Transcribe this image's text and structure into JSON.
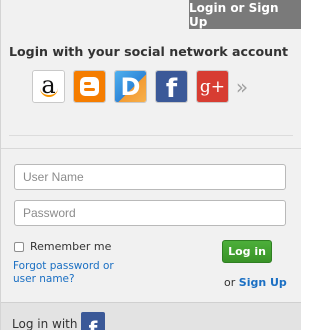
{
  "header": {
    "tab_label": "Login or Sign Up"
  },
  "social": {
    "title": "Login with your social network account",
    "providers": [
      {
        "name": "Amazon",
        "icon": "amazon-icon"
      },
      {
        "name": "Blogger",
        "icon": "blogger-icon"
      },
      {
        "name": "Disqus",
        "icon": "disqus-icon"
      },
      {
        "name": "Facebook",
        "icon": "facebook-icon"
      },
      {
        "name": "Google+",
        "icon": "google-plus-icon",
        "glyph": "g+"
      }
    ],
    "more_glyph": "»"
  },
  "form": {
    "username_placeholder": "User Name",
    "username_value": "",
    "password_placeholder": "Password",
    "password_value": "",
    "remember_label": "Remember me",
    "remember_checked": false,
    "forgot_label": "Forgot password or user name?",
    "login_label": "Log in",
    "signup_prefix": "or",
    "signup_label": "Sign Up"
  },
  "footer": {
    "label": "Log in with",
    "icon": "facebook-icon"
  },
  "colors": {
    "tab_bg": "#7a7a7a",
    "link": "#1a6fc3",
    "login_button": "#3fa22f",
    "facebook": "#3b5998",
    "blogger": "#f57d00",
    "gplus": "#d73d32"
  }
}
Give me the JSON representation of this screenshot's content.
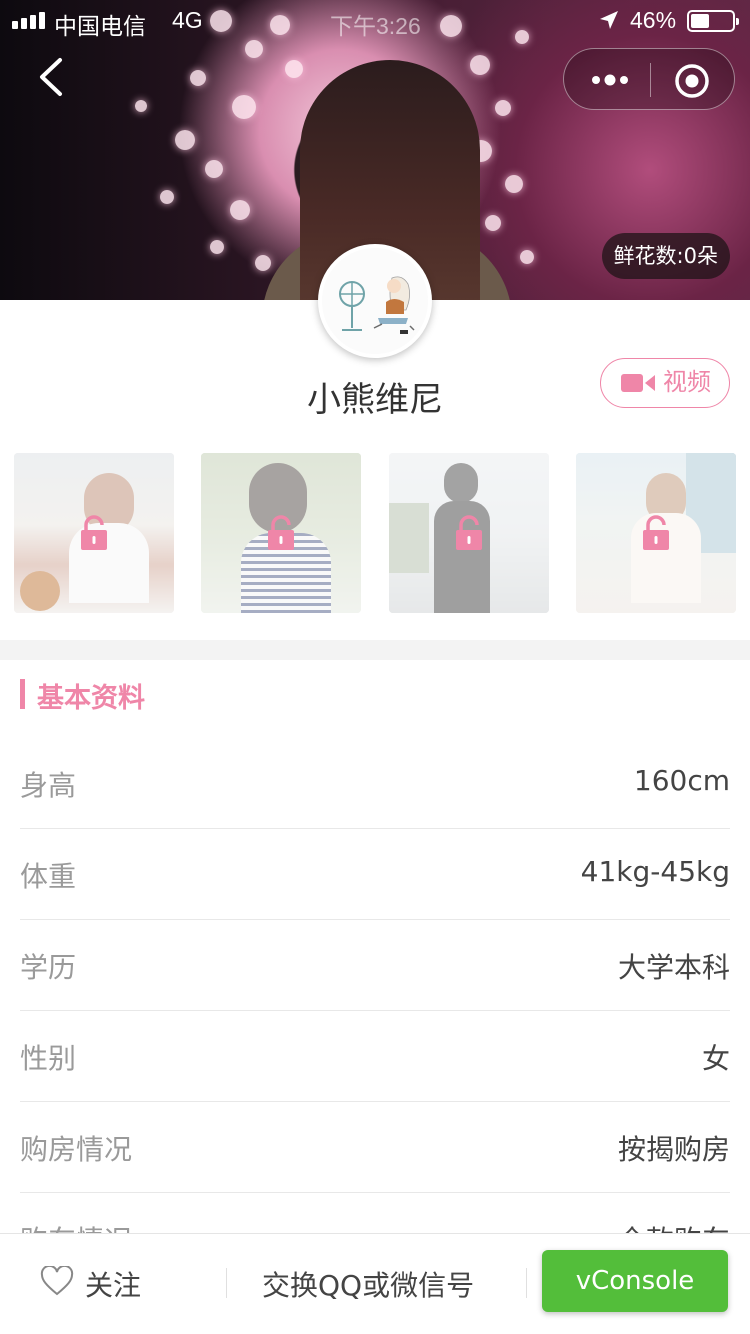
{
  "status_bar": {
    "carrier": "中国电信",
    "network": "4G",
    "time": "下午3:26",
    "battery_percent": "46%",
    "battery_level": 0.46,
    "signal_bars": 4
  },
  "nav": {
    "back_icon": "chevron-left-icon",
    "more_icon": "more-dots-icon",
    "close_icon": "target-circle-icon"
  },
  "profile": {
    "flowers_label": "鲜花数:0朵",
    "nickname": "小熊维尼",
    "video_button_label": "视频",
    "video_icon": "video-camera-icon",
    "photos": [
      {
        "locked": true,
        "lock_icon": "lock-icon"
      },
      {
        "locked": true,
        "lock_icon": "lock-icon"
      },
      {
        "locked": true,
        "lock_icon": "lock-icon"
      },
      {
        "locked": true,
        "lock_icon": "lock-icon"
      }
    ]
  },
  "basic_info": {
    "section_title": "基本资料",
    "rows": [
      {
        "label": "身高",
        "value": "160cm"
      },
      {
        "label": "体重",
        "value": "41kg-45kg"
      },
      {
        "label": "学历",
        "value": "大学本科"
      },
      {
        "label": "性别",
        "value": "女"
      },
      {
        "label": "购房情况",
        "value": "按揭购房"
      },
      {
        "label": "购车情况",
        "value": "全款购车"
      }
    ]
  },
  "bottom_bar": {
    "follow_label": "关注",
    "exchange_label": "交换QQ或微信号",
    "vconsole_label": "vConsole"
  },
  "colors": {
    "accent_pink": "#ef86a8",
    "vconsole_green": "#53be3a"
  }
}
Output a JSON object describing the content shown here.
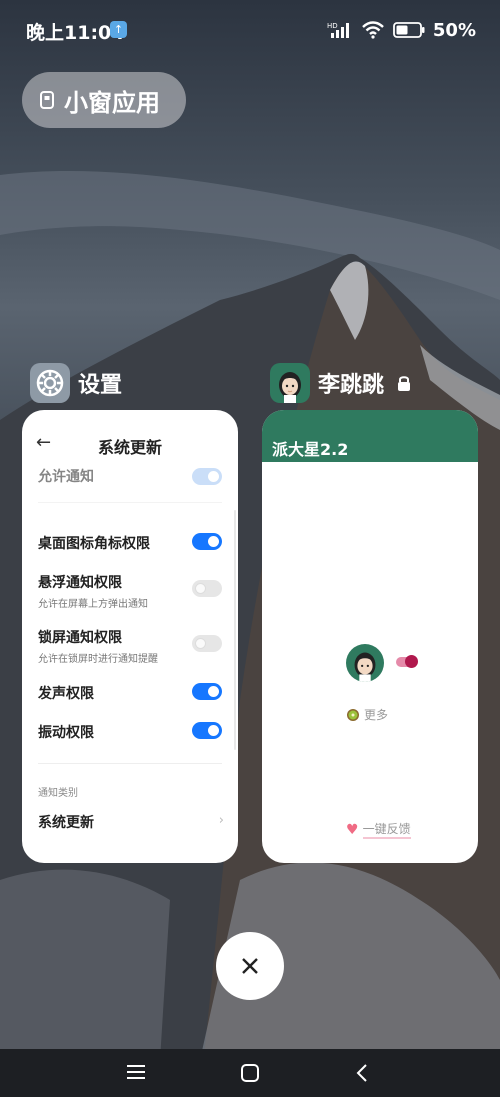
{
  "status_bar": {
    "time": "晚上11:04",
    "upload_badge": "↑",
    "signal_label": "HD",
    "battery_pct": "50%"
  },
  "small_window": {
    "label": "小窗应用"
  },
  "apps": {
    "settings": {
      "name": "设置",
      "page_title": "系统更新",
      "rows": [
        {
          "title": "允许通知",
          "toggle": "on-faded"
        },
        {
          "title": "桌面图标角标权限",
          "toggle": "on"
        },
        {
          "title": "悬浮通知权限",
          "subtitle": "允许在屏幕上方弹出通知",
          "toggle": "off"
        },
        {
          "title": "锁屏通知权限",
          "subtitle": "允许在锁屏时进行通知提醒",
          "toggle": "off"
        },
        {
          "title": "发声权限",
          "toggle": "on"
        },
        {
          "title": "振动权限",
          "toggle": "on"
        }
      ],
      "section_label": "通知类别",
      "category_item": "系统更新"
    },
    "pai": {
      "name": "李跳跳",
      "header_title": "派大星2.2",
      "more_label": "更多",
      "feedback_label": "一键反馈"
    }
  },
  "colors": {
    "accent_blue": "#1677ff",
    "pai_green": "#2f7a5f",
    "pai_pink": "#b0184d"
  },
  "icons": {
    "settings_app": "gear-icon",
    "lock": "lock-icon",
    "close": "close-icon",
    "back": "back-arrow-icon"
  }
}
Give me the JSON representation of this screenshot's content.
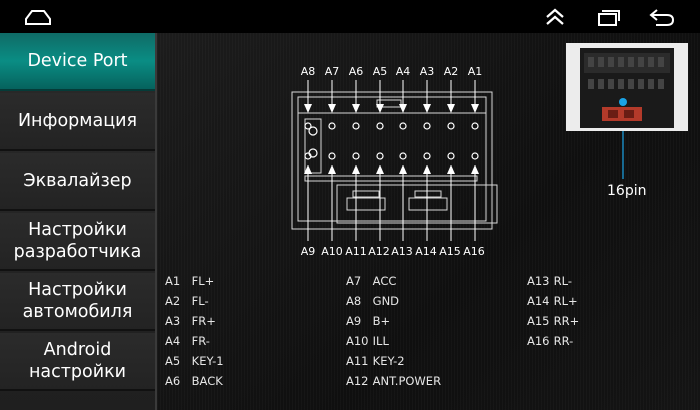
{
  "menu": [
    {
      "label": "Device Port",
      "active": true
    },
    {
      "label": "Информация"
    },
    {
      "label": "Эквалайзер"
    },
    {
      "label": "Настройки\nразработчика"
    },
    {
      "label": "Настройки\nавтомобиля"
    },
    {
      "label": "Android\nнастройки"
    }
  ],
  "top_pins": [
    "A8",
    "A7",
    "A6",
    "A5",
    "A4",
    "A3",
    "A2",
    "A1"
  ],
  "bottom_pins": [
    "A9",
    "A10",
    "A11",
    "A12",
    "A13",
    "A14",
    "A15",
    "A16"
  ],
  "pin_count": "16pin",
  "legend": [
    {
      "code": "A1",
      "name": "FL+"
    },
    {
      "code": "A2",
      "name": "FL-"
    },
    {
      "code": "A3",
      "name": "FR+"
    },
    {
      "code": "A4",
      "name": "FR-"
    },
    {
      "code": "A5",
      "name": "KEY-1"
    },
    {
      "code": "A6",
      "name": "BACK"
    },
    {
      "code": "A7",
      "name": "ACC"
    },
    {
      "code": "A8",
      "name": "GND"
    },
    {
      "code": "A9",
      "name": "B+"
    },
    {
      "code": "A10",
      "name": "ILL"
    },
    {
      "code": "A11",
      "name": "KEY-2"
    },
    {
      "code": "A12",
      "name": "ANT.POWER"
    },
    {
      "code": "A13",
      "name": "RL-"
    },
    {
      "code": "A14",
      "name": "RL+"
    },
    {
      "code": "A15",
      "name": "RR+"
    },
    {
      "code": "A16",
      "name": "RR-"
    }
  ],
  "icons": {
    "home": "home-icon",
    "collapse": "double-chevron-up-icon",
    "recent": "recent-apps-icon",
    "back": "back-arrow-icon"
  },
  "colors": {
    "accent": "#0a8d84",
    "photo_marker": "#1aa3e6"
  }
}
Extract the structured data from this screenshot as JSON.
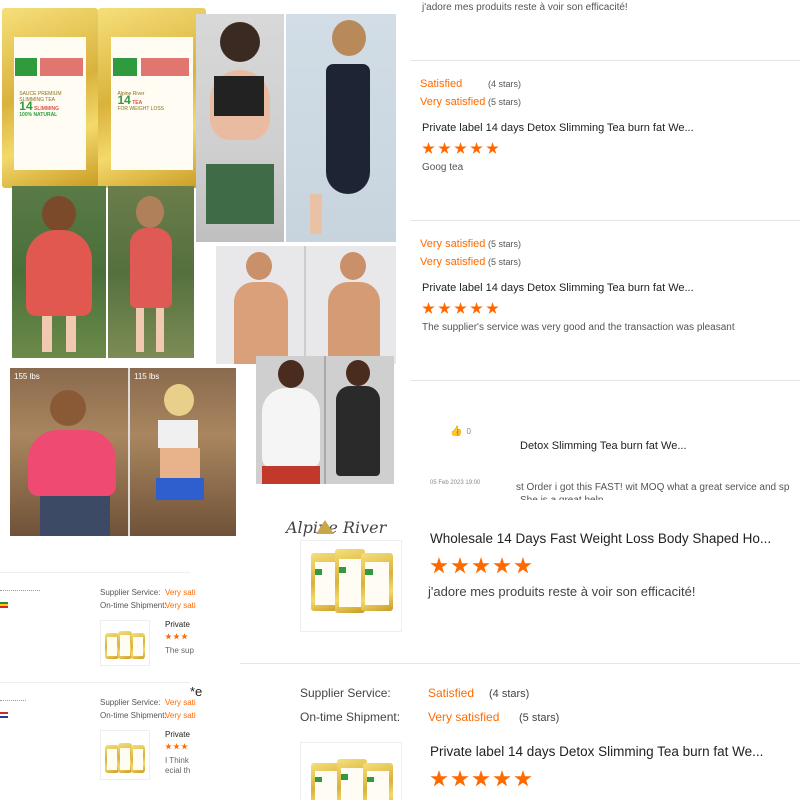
{
  "reviews_top": {
    "r1_comment": "j'adore mes produits reste à voir son efficacité!",
    "r2": {
      "supplier_level": "Satisfied",
      "supplier_count": "(4 stars)",
      "shipment_level": "Very satisfied",
      "shipment_count": "(5 stars)",
      "title": "Private label 14 days Detox Slimming Tea burn fat We...",
      "comment": "Goog tea"
    },
    "r3": {
      "supplier_level": "Very satisfied",
      "supplier_count": "(5 stars)",
      "shipment_level": "Very satisfied",
      "shipment_count": "(5 stars)",
      "title": "Private label 14 days Detox Slimming Tea burn fat We...",
      "comment": "The supplier's service was very good and the transaction was pleasant"
    },
    "r4": {
      "likes": "0",
      "date": "05 Feb 2023 19:00",
      "title": "Detox Slimming Tea burn fat We...",
      "comment_line1": "st Order i got this FAST! wit MOQ what a great service and sp",
      "comment_line2": "She is a great help."
    }
  },
  "main_review": {
    "logo_text": "Alpine River",
    "title": "Wholesale 14 Days Fast Weight Loss Body Shaped Ho...",
    "comment": "j'adore mes produits reste à voir son efficacité!"
  },
  "bottom_review": {
    "star_char": "*e",
    "supplier_label": "Supplier Service:",
    "supplier_level": "Satisfied",
    "supplier_count": "(4 stars)",
    "shipment_label": "On-time Shipment:",
    "shipment_level": "Very satisfied",
    "shipment_count": "(5 stars)",
    "title": "Private label 14 days Detox Slimming Tea burn fat We..."
  },
  "left_small": {
    "row1": {
      "supplier_label": "Supplier Service:",
      "supplier_level": "Very sati",
      "shipment_label": "On-time Shipment:",
      "shipment_level": "Very sati",
      "title": "Private",
      "comment": "The sup"
    },
    "row2": {
      "supplier_label": "Supplier Service:",
      "supplier_level": "Very sati",
      "shipment_label": "On-time Shipment:",
      "shipment_level": "Very sati",
      "title": "Private",
      "comment1": "I Think",
      "comment2": "ecial th"
    }
  },
  "package": {
    "brand": "Alpine River",
    "tagline": "SAUCE PREMIUM SLIMMING TEA",
    "days": "14",
    "name_line1": "DAY",
    "name_line2": "SLIMMING",
    "name_line3": "TEA",
    "natural": "100% NATURAL",
    "sub": "FOR WEIGHT LOSS",
    "ingredients": [
      "GINSENG",
      "GREEN TEA",
      "HSW",
      "WINTER MELON",
      "JUJUBE",
      "CASSIA SEED",
      "RADISH",
      "ORANGE PEEL",
      "CASSIA"
    ]
  },
  "photo_labels": {
    "before": "155 lbs",
    "after": "115 lbs"
  },
  "colors": {
    "accent": "#ff6a00",
    "text": "#333333",
    "divider": "#e6e6e6"
  }
}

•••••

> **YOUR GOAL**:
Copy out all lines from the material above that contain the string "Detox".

> **RESULT OF THIS TASK**:
      "title": "Private label 14 days Detox Slimming Tea burn fat We...",
      "title": "Private label 14 days Detox Slimming Tea burn fat We...",
      "title": "Detox Slimming Tea burn fat We...",
    "title": "Private label 14 days Detox Slimming Tea burn fat We..."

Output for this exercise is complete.